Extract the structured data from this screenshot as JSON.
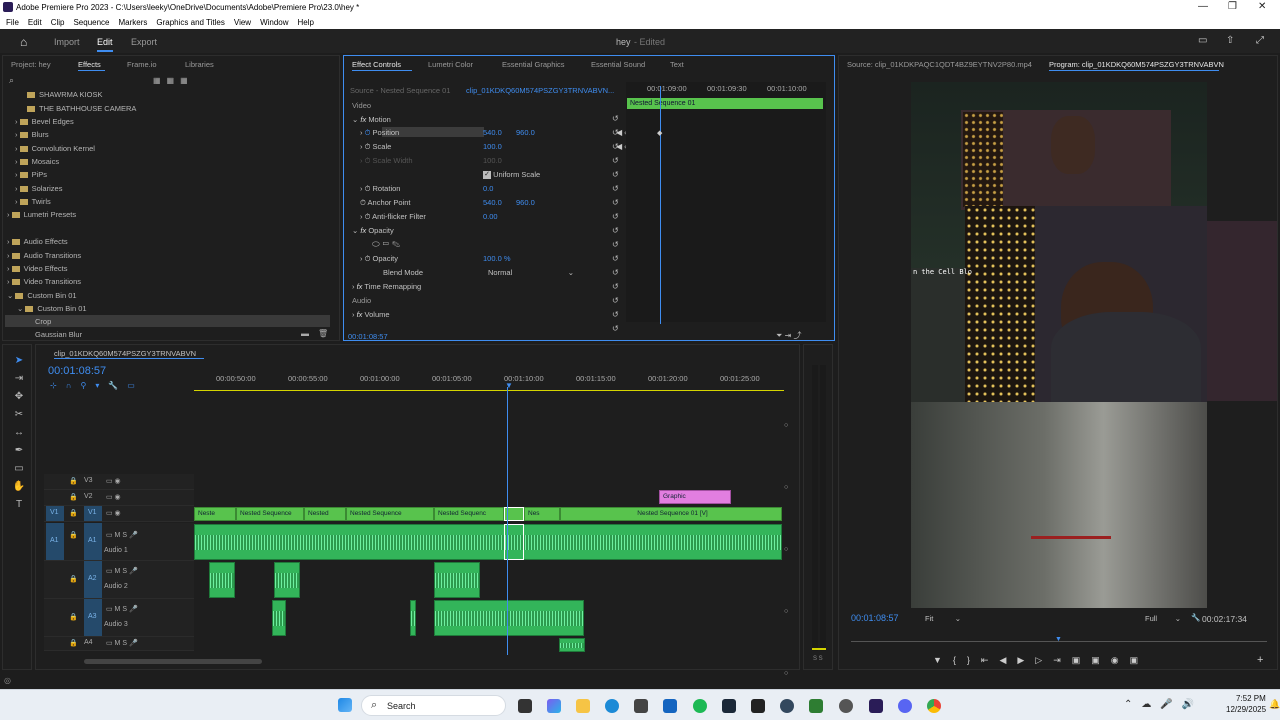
{
  "window": {
    "title": "Adobe Premiere Pro 2023 - C:\\Users\\leeky\\OneDrive\\Documents\\Adobe\\Premiere Pro\\23.0\\hey *"
  },
  "menu": [
    "File",
    "Edit",
    "Clip",
    "Sequence",
    "Markers",
    "Graphics and Titles",
    "View",
    "Window",
    "Help"
  ],
  "workspace": {
    "import": "Import",
    "edit": "Edit",
    "export": "Export",
    "project_name": "hey",
    "project_status": "- Edited"
  },
  "project_panel": {
    "tabs": [
      "Project: hey",
      "Effects",
      "Frame.io",
      "Libraries"
    ],
    "active_tab": "Effects",
    "items": [
      "SHAWRMA KIOSK",
      "THE BATHHOUSE CAMERA",
      "Bevel Edges",
      "Blurs",
      "Convolution Kernel",
      "Mosaics",
      "PiPs",
      "Solarizes",
      "Twirls",
      "Lumetri Presets",
      "Audio Effects",
      "Audio Transitions",
      "Video Effects",
      "Video Transitions",
      "Custom Bin 01",
      "Custom Bin 01",
      "Crop",
      "Gaussian Blur"
    ]
  },
  "effect_controls": {
    "tabs": [
      "Effect Controls",
      "Lumetri Color",
      "Essential Graphics",
      "Essential Sound",
      "Text"
    ],
    "source_label": "Source - Nested Sequence 01",
    "clip_label": "clip_01KDKQ60M574PSZGY3TRNVABVN...",
    "section_video": "Video",
    "motion": "Motion",
    "position": "Position",
    "pos_x": "540.0",
    "pos_y": "960.0",
    "scale": "Scale",
    "scale_val": "100.0",
    "scale_width": "Scale Width",
    "scale_width_val": "100.0",
    "uniform_scale": "Uniform Scale",
    "rotation": "Rotation",
    "rotation_val": "0.0",
    "anchor": "Anchor Point",
    "anchor_x": "540.0",
    "anchor_y": "960.0",
    "antiflicker": "Anti-flicker Filter",
    "antiflicker_val": "0.00",
    "opacity_group": "Opacity",
    "opacity": "Opacity",
    "opacity_val": "100.0 %",
    "blend": "Blend Mode",
    "blend_val": "Normal",
    "time_remap": "Time Remapping",
    "section_audio": "Audio",
    "volume": "Volume",
    "timecode": "00:01:08:57",
    "ruler": [
      "00:01:09:00",
      "00:01:09:30",
      "00:01:10:00"
    ],
    "nested_clip": "Nested Sequence 01"
  },
  "program_monitor": {
    "source_tab": "Source: clip_01KDKPAQC1QDT4BZ9EYTNV2P80.mp4",
    "program_tab": "Program: clip_01KDKQ60M574PSZGY3TRNVABVN",
    "overlay_text": "n the Cell Blo",
    "timecode": "00:01:08:57",
    "fit": "Fit",
    "quality": "Full",
    "duration": "00:02:17:34"
  },
  "timeline": {
    "sequence_name": "clip_01KDKQ60M574PSZGY3TRNVABVN",
    "timecode": "00:01:08:57",
    "ruler": [
      "00:00:50:00",
      "00:00:55:00",
      "00:01:00:00",
      "00:01:05:00",
      "00:01:10:00",
      "00:01:15:00",
      "00:01:20:00",
      "00:01:25:00"
    ],
    "tracks_video": [
      "V3",
      "V2",
      "V1"
    ],
    "tracks_audio": [
      "A1",
      "A2",
      "A3",
      "A4"
    ],
    "audio_names": [
      "Audio 1",
      "Audio 2",
      "Audio 3"
    ],
    "graphic_clip": "Graphic",
    "v1_clips": [
      "Neste",
      "Nested Sequence",
      "Nested",
      "Nested Sequence",
      "Nested Sequenc",
      "Nes",
      "Nested Sequence 01 [V]"
    ],
    "meter_labels": "S S"
  },
  "taskbar": {
    "search": "Search",
    "time": "7:52 PM",
    "date": "12/29/2025"
  },
  "colors": {
    "accent_blue": "#3f8df0",
    "clip_green": "#58c34d",
    "audio_green": "#33b55a",
    "graphic_pink": "#e27ee0"
  }
}
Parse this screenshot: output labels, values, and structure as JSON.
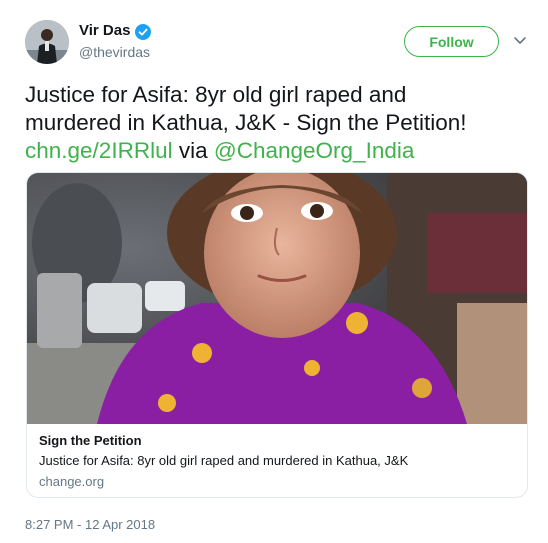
{
  "user": {
    "display_name": "Vir Das",
    "handle": "@thevirdas",
    "verified": true
  },
  "follow_button": {
    "label": "Follow"
  },
  "tweet": {
    "text_line1": "Justice for Asifa: 8yr old girl raped and",
    "text_line2": "murdered in Kathua, J&K - Sign the Petition!",
    "link": "chn.ge/2IRRlul",
    "via": "via",
    "mention": "@ChangeOrg_India"
  },
  "card": {
    "title": "Sign the Petition",
    "description": "Justice for Asifa: 8yr old girl raped and murdered in Kathua, J&K",
    "domain": "change.org"
  },
  "timestamp": "8:27 PM - 12 Apr 2018",
  "colors": {
    "accent": "#3fb24b",
    "verified_badge": "#1da1f2",
    "secondary_text": "#657786"
  },
  "icons": {
    "verified": "verified-badge-icon",
    "menu": "chevron-down-icon"
  }
}
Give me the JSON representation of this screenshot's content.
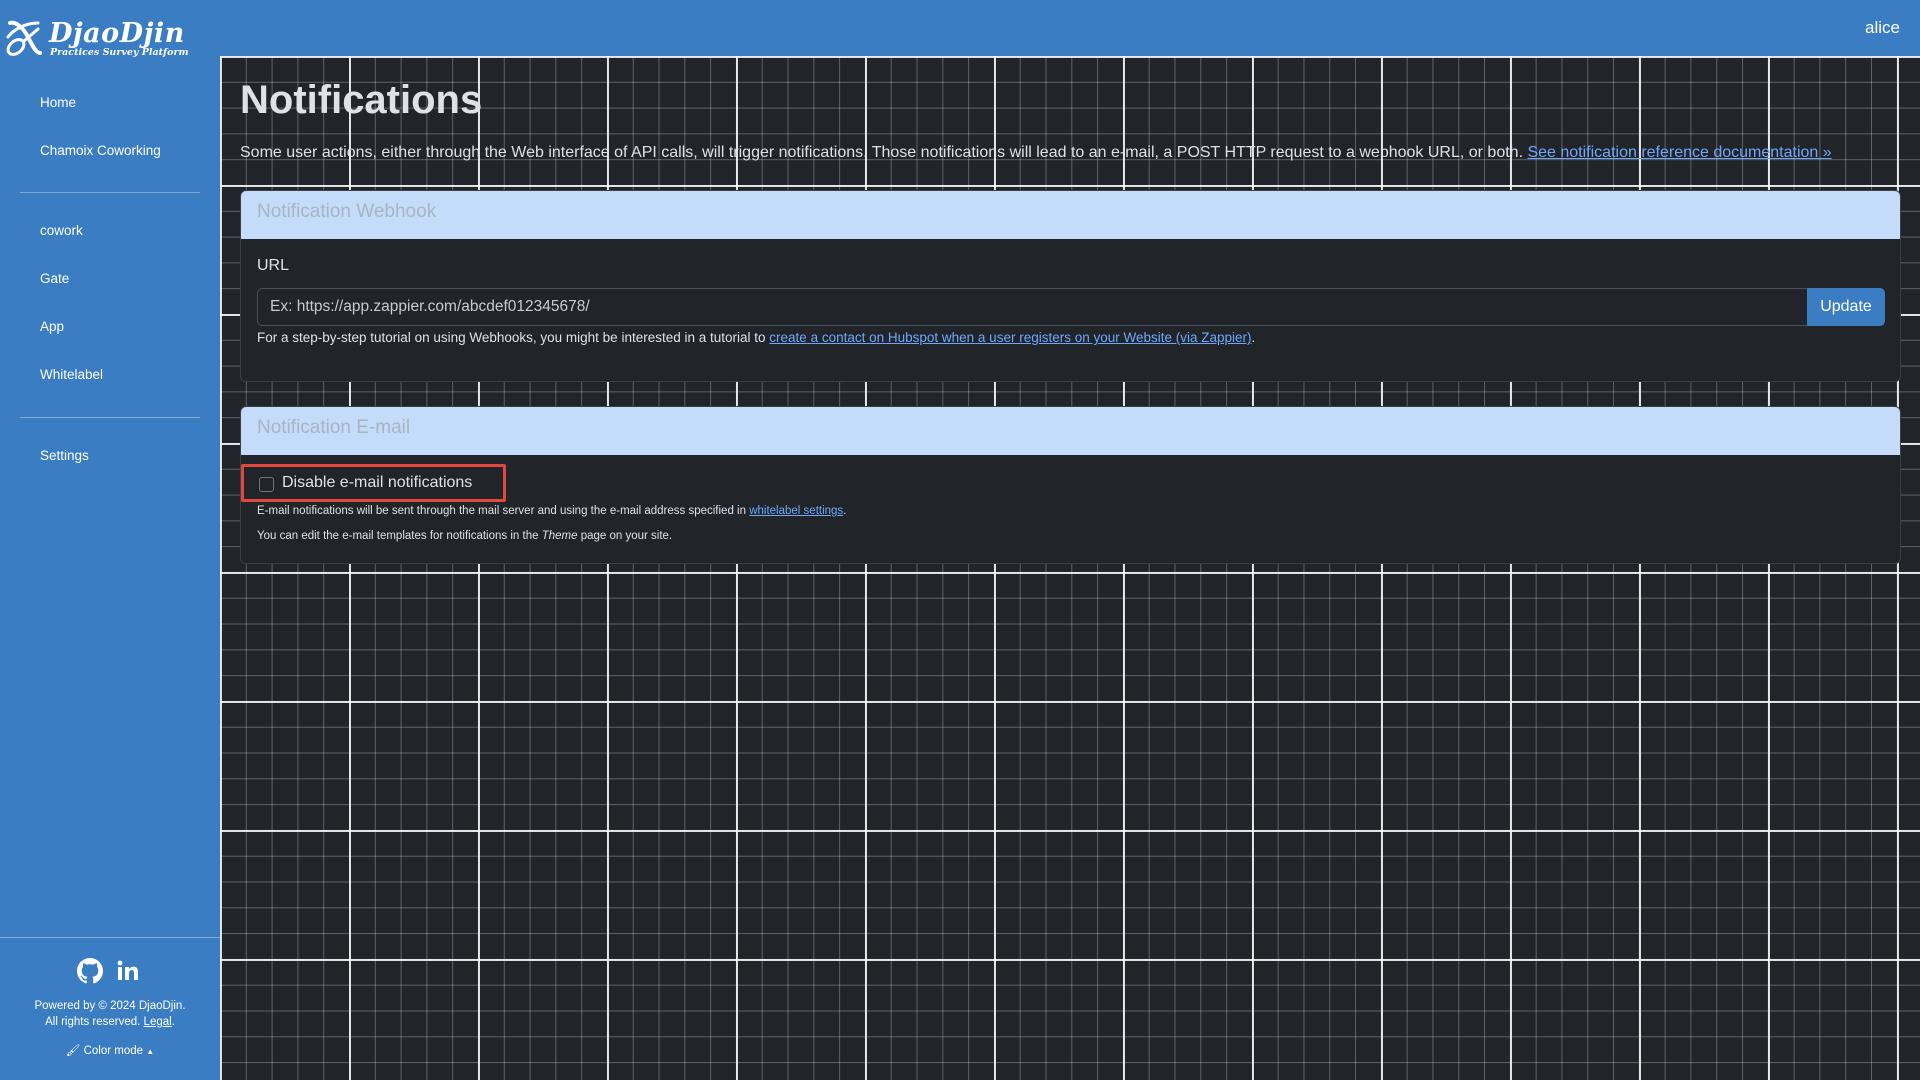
{
  "brand": {
    "name": "DjaoDjin",
    "tagline": "Practices Survey Platform"
  },
  "user": {
    "name": "alice"
  },
  "sidebar": {
    "items": [
      {
        "label": "Home"
      },
      {
        "label": "Chamoix Coworking"
      },
      {
        "label": "cowork"
      },
      {
        "label": "Gate"
      },
      {
        "label": "App"
      },
      {
        "label": "Whitelabel"
      },
      {
        "label": "Settings"
      }
    ],
    "footer": {
      "powered": "Powered by © 2024 DjaoDjin.",
      "rights": "All rights reserved.",
      "legal_link": "Legal",
      "color_mode": "Color mode",
      "icons": [
        "github-icon",
        "linkedin-icon",
        "brush-icon",
        "caret-up-icon"
      ]
    }
  },
  "page": {
    "title": "Notifications",
    "intro": "Some user actions, either through the Web interface of API calls, will trigger notifications. Those notifications will lead to an e-mail, a POST HTTP request to a webhook URL, or both.",
    "intro_link": "See notification reference documentation »"
  },
  "webhook": {
    "header": "Notification Webhook",
    "url_label": "URL",
    "url_placeholder": "Ex: https://app.zappier.com/abcdef012345678/",
    "url_value": "",
    "update_button": "Update",
    "help_prefix": "For a step-by-step tutorial on using Webhooks, you might be interested in a tutorial to",
    "help_link": "create a contact on Hubspot when a user registers on your Website (via Zappier)",
    "help_suffix": "."
  },
  "email": {
    "header": "Notification E-mail",
    "checkbox_label": "Disable e-mail notifications",
    "checkbox_checked": false,
    "note1_prefix": "E-mail notifications will be sent through the mail server and using the e-mail address specified in",
    "note1_link": "whitelabel settings",
    "note1_suffix": ".",
    "note2_prefix": "You can edit the e-mail templates for notifications in the",
    "note2_em": "Theme",
    "note2_suffix": "page on your site."
  },
  "colors": {
    "brand_blue": "#3b7dc2",
    "card_header": "#c4dbf9",
    "highlight": "#e3463b",
    "link": "#6ea8fe",
    "background": "#212529"
  }
}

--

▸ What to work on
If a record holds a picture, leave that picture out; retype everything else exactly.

▸ Response box
Extract the structured data from this screenshot as JSON.
{
  "window": {
    "title": "Adobe Premiere Pro 2023 - C:\\Users\\leeky\\OneDrive\\Documents\\Adobe\\Premiere Pro\\23.0\\hey *"
  },
  "menu": [
    "File",
    "Edit",
    "Clip",
    "Sequence",
    "Markers",
    "Graphics and Titles",
    "View",
    "Window",
    "Help"
  ],
  "workspace": {
    "import": "Import",
    "edit": "Edit",
    "export": "Export",
    "project_name": "hey",
    "project_status": "- Edited"
  },
  "project_panel": {
    "tabs": [
      "Project: hey",
      "Effects",
      "Frame.io",
      "Libraries"
    ],
    "active_tab": "Effects",
    "items": [
      "SHAWRMA KIOSK",
      "THE BATHHOUSE CAMERA",
      "Bevel Edges",
      "Blurs",
      "Convolution Kernel",
      "Mosaics",
      "PiPs",
      "Solarizes",
      "Twirls",
      "Lumetri Presets",
      "Audio Effects",
      "Audio Transitions",
      "Video Effects",
      "Video Transitions",
      "Custom Bin 01",
      "Custom Bin 01",
      "Crop",
      "Gaussian Blur"
    ]
  },
  "effect_controls": {
    "tabs": [
      "Effect Controls",
      "Lumetri Color",
      "Essential Graphics",
      "Essential Sound",
      "Text"
    ],
    "source_label": "Source - Nested Sequence 01",
    "clip_label": "clip_01KDKQ60M574PSZGY3TRNVABVN...",
    "section_video": "Video",
    "motion": "Motion",
    "position": "Position",
    "pos_x": "540.0",
    "pos_y": "960.0",
    "scale": "Scale",
    "scale_val": "100.0",
    "scale_width": "Scale Width",
    "scale_width_val": "100.0",
    "uniform_scale": "Uniform Scale",
    "rotation": "Rotation",
    "rotation_val": "0.0",
    "anchor": "Anchor Point",
    "anchor_x": "540.0",
    "anchor_y": "960.0",
    "antiflicker": "Anti-flicker Filter",
    "antiflicker_val": "0.00",
    "opacity_group": "Opacity",
    "opacity": "Opacity",
    "opacity_val": "100.0 %",
    "blend": "Blend Mode",
    "blend_val": "Normal",
    "time_remap": "Time Remapping",
    "section_audio": "Audio",
    "volume": "Volume",
    "timecode": "00:01:08:57",
    "ruler": [
      "00:01:09:00",
      "00:01:09:30",
      "00:01:10:00"
    ],
    "nested_clip": "Nested Sequence 01"
  },
  "program_monitor": {
    "source_tab": "Source: clip_01KDKPAQC1QDT4BZ9EYTNV2P80.mp4",
    "program_tab": "Program: clip_01KDKQ60M574PSZGY3TRNVABVN",
    "overlay_text": "n the Cell Blo",
    "timecode": "00:01:08:57",
    "fit": "Fit",
    "quality": "Full",
    "duration": "00:02:17:34"
  },
  "timeline": {
    "sequence_name": "clip_01KDKQ60M574PSZGY3TRNVABVN",
    "timecode": "00:01:08:57",
    "ruler": [
      "00:00:50:00",
      "00:00:55:00",
      "00:01:00:00",
      "00:01:05:00",
      "00:01:10:00",
      "00:01:15:00",
      "00:01:20:00",
      "00:01:25:00"
    ],
    "tracks_video": [
      "V3",
      "V2",
      "V1"
    ],
    "tracks_audio": [
      "A1",
      "A2",
      "A3",
      "A4"
    ],
    "audio_names": [
      "Audio 1",
      "Audio 2",
      "Audio 3"
    ],
    "graphic_clip": "Graphic",
    "v1_clips": [
      "Neste",
      "Nested Sequence",
      "Nested",
      "Nested Sequence",
      "Nested Sequenc",
      "Nes",
      "Nested Sequence 01 [V]"
    ],
    "meter_labels": "S S"
  },
  "taskbar": {
    "search": "Search",
    "time": "7:52 PM",
    "date": "12/29/2025"
  },
  "colors": {
    "accent_blue": "#3f8df0",
    "clip_green": "#58c34d",
    "audio_green": "#33b55a",
    "graphic_pink": "#e27ee0"
  }
}
Parse this screenshot: output labels, values, and structure as JSON.
{
  "user": {
    "display_name": "Vir Das",
    "handle": "@thevirdas",
    "verified": true
  },
  "follow_button": {
    "label": "Follow"
  },
  "tweet": {
    "text_line1": "Justice for Asifa: 8yr old girl raped and",
    "text_line2": "murdered in Kathua, J&K - Sign the Petition!",
    "link": "chn.ge/2IRRlul",
    "via": "via",
    "mention": "@ChangeOrg_India"
  },
  "card": {
    "title": "Sign the Petition",
    "description": "Justice for Asifa: 8yr old girl raped and murdered in Kathua, J&K",
    "domain": "change.org"
  },
  "timestamp": "8:27 PM - 12 Apr 2018",
  "colors": {
    "accent": "#3fb24b",
    "verified_badge": "#1da1f2",
    "secondary_text": "#657786"
  },
  "icons": {
    "verified": "verified-badge-icon",
    "menu": "chevron-down-icon"
  }
}
Give me the JSON representation of this screenshot's content.
{
  "brand": {
    "name": "DjaoDjin",
    "tagline": "Practices Survey Platform"
  },
  "user": {
    "name": "alice"
  },
  "sidebar": {
    "items": [
      {
        "label": "Home"
      },
      {
        "label": "Chamoix Coworking"
      },
      {
        "label": "cowork"
      },
      {
        "label": "Gate"
      },
      {
        "label": "App"
      },
      {
        "label": "Whitelabel"
      },
      {
        "label": "Settings"
      }
    ],
    "footer": {
      "powered": "Powered by © 2024 DjaoDjin.",
      "rights": "All rights reserved.",
      "legal_link": "Legal",
      "color_mode": "Color mode",
      "icons": [
        "github-icon",
        "linkedin-icon",
        "brush-icon",
        "caret-up-icon"
      ]
    }
  },
  "page": {
    "title": "Notifications",
    "intro": "Some user actions, either through the Web interface of API calls, will trigger notifications. Those notifications will lead to an e-mail, a POST HTTP request to a webhook URL, or both.",
    "intro_link": "See notification reference documentation »"
  },
  "webhook": {
    "header": "Notification Webhook",
    "url_label": "URL",
    "url_placeholder": "Ex: https://app.zappier.com/abcdef012345678/",
    "url_value": "",
    "update_button": "Update",
    "help_prefix": "For a step-by-step tutorial on using Webhooks, you might be interested in a tutorial to",
    "help_link": "create a contact on Hubspot when a user registers on your Website (via Zappier)",
    "help_suffix": "."
  },
  "email": {
    "header": "Notification E-mail",
    "checkbox_label": "Disable e-mail notifications",
    "checkbox_checked": false,
    "note1_prefix": "E-mail notifications will be sent through the mail server and using the e-mail address specified in",
    "note1_link": "whitelabel settings",
    "note1_suffix": ".",
    "note2_prefix": "You can edit the e-mail templates for notifications in the",
    "note2_em": "Theme",
    "note2_suffix": "page on your site."
  },
  "colors": {
    "brand_blue": "#3b7dc2",
    "card_header": "#c4dbf9",
    "highlight": "#e3463b",
    "link": "#6ea8fe",
    "background": "#212529"
  }
}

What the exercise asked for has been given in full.